### To do
Your answer must be every line of the data that holds the string "Resort".

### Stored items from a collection

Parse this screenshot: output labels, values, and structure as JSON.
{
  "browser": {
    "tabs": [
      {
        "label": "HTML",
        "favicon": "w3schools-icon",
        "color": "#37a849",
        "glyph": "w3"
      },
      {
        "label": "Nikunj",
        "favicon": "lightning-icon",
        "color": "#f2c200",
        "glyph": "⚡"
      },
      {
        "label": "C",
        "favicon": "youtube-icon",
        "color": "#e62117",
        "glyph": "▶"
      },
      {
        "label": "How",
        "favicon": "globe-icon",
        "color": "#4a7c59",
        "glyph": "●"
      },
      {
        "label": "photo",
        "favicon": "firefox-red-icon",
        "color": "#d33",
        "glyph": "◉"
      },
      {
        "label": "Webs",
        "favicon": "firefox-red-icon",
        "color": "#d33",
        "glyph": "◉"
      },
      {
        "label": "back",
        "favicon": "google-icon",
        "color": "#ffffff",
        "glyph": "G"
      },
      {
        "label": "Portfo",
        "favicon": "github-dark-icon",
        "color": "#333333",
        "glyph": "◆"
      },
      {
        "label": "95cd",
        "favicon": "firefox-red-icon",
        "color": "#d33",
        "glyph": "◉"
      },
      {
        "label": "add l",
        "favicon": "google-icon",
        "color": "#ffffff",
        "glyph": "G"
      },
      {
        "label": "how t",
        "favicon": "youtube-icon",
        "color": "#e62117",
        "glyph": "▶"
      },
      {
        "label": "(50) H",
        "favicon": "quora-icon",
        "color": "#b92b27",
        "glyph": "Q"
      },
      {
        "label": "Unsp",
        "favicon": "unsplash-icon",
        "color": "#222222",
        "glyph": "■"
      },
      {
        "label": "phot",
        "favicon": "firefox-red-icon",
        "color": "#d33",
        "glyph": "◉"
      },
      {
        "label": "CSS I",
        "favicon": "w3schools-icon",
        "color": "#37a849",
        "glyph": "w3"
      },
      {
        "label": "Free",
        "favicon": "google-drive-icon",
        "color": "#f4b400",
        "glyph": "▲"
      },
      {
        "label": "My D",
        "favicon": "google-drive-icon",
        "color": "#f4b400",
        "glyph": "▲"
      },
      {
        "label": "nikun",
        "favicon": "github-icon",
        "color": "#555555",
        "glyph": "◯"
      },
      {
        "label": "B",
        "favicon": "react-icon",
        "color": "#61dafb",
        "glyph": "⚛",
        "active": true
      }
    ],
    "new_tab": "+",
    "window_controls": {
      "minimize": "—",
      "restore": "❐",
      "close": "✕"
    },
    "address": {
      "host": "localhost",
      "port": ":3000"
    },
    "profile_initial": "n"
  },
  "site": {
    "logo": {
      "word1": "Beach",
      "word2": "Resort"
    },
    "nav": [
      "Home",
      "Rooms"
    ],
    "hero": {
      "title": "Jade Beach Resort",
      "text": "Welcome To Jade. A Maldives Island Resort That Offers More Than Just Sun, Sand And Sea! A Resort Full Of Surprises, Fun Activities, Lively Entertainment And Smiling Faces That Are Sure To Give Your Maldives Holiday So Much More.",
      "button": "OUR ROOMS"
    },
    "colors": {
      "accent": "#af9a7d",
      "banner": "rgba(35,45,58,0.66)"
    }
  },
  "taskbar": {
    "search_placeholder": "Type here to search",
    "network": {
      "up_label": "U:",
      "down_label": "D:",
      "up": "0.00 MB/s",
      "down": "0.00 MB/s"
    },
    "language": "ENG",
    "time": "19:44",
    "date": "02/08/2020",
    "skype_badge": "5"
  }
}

### Exercise response
      "word2": "Resort"
      "title": "Jade Beach Resort",
      "text": "Welcome To Jade. A Maldives Island Resort That Offers More Than Just Sun, Sand And Sea! A Resort Full Of Surprises, Fun Activities, Lively Entertainment And Smiling Faces That Are Sure To Give Your Maldives Holiday So Much More.",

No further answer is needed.